I stood quietly back against the wall as she passed. A moment later, she turned around, made eye contact with me, and said, “You look like you need a rose.” She walked a couple of steps back and handed me one of the roses … Bingo.

At that time I was a full-time student and worked part-time as part of the surly crew making sandwiches behind the counter at a sketchy deli on the Strip off the University campus. The day after the concert, I went to classes in the morning and showed up for my deli shift that afternoon. I still had a literal “contact high” from the events of the previous night’s show.

As I worked my shift, friends from the Program Council came to taunt me with the fact that they had managed to get into an informal after-concert get-together at Joni’s room at the Hotel Stafford downtown. Later, other friends rushed in to let me know that Joni had just been at The Dickery, a record store down the Strip, buying albums. I was fine with that; I felt I had gotten my moment already.

Joni Mitchell never stopped to rest on her laurels as a singer and I have continued to follow her the whole time. She has never stopped her artistic growth and experimentation as both a musician and a painter.

A burglary in 1990 wiped out my entire record collection and I no longer have a complete Joni collection, but I replaced quite a few of the older albums and continued to buy new recordings as they came out.

Her musical evolution has been constant and uncompromising. She has moved from folk to rock to jazz and more experimental sounds and has always defied labeling. Her voice frolics over lush and tricky wordplay and intricate phrasing; since she mostly sings the words she wrote, her voice truly becomes a versatile multi-faceted instrument full of meaning and deep emotion.

She speaks her mind without apology in interviews and in song. Her voice transformed over her career and she reached a point when the crystalline and aching high notes were unreachable but her smoky lower register serves her well and allowed her to re-examine and transform some of the early hits. Just listen to her re-recording of “Both Sides Now” in 2000; now juxtapose it with her 1969 version. In addition to vocal virtuosity,  she is also an amazing and innovative guitarist.
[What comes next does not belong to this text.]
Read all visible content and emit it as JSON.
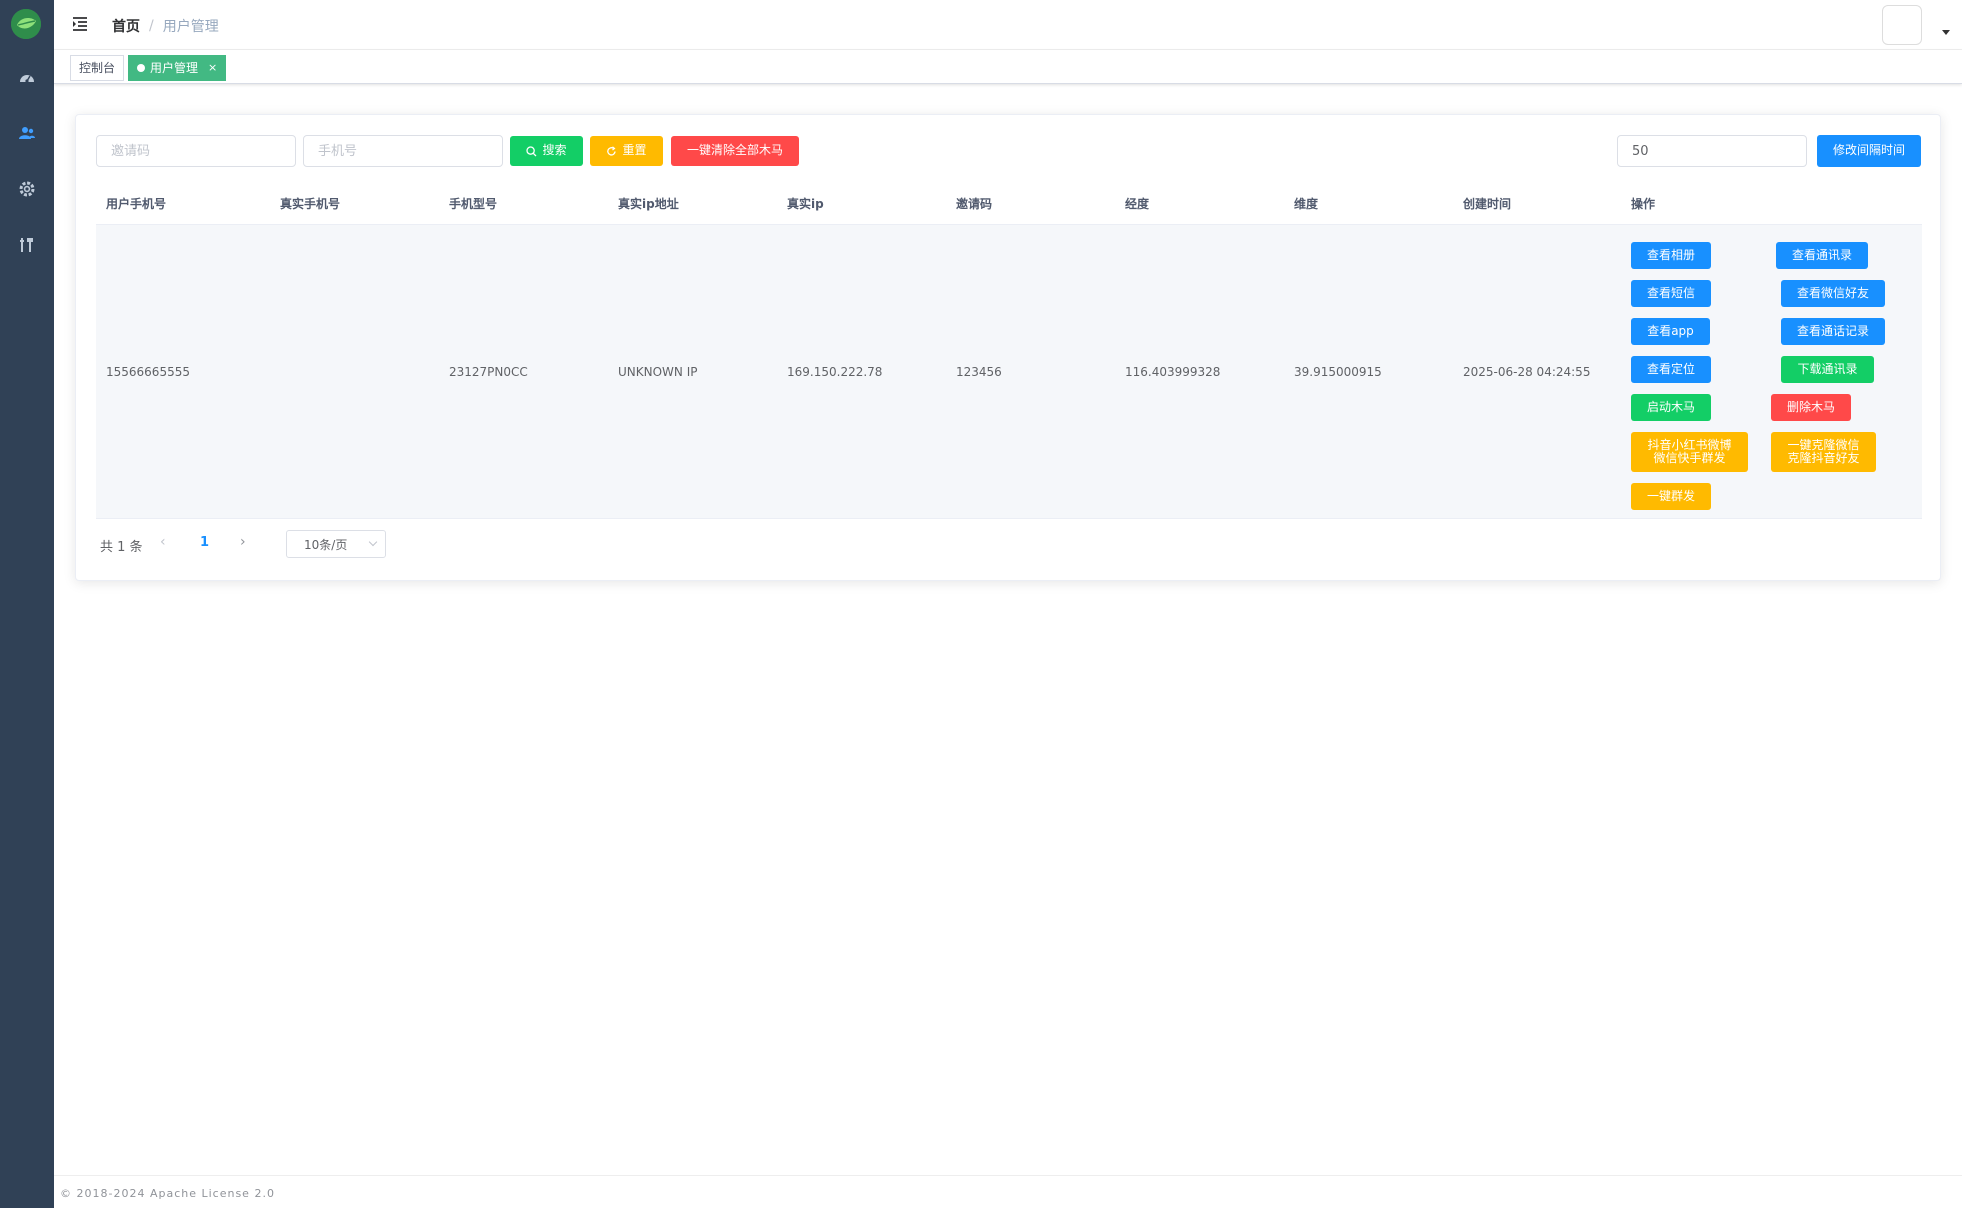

I recently pulled down an old college yearbook from my bookshelves to see if that rose still survives inside the front cover. The stem is still intact but I guess the petals turned to dust years ago.

Doesn’t matter … I still have the moment.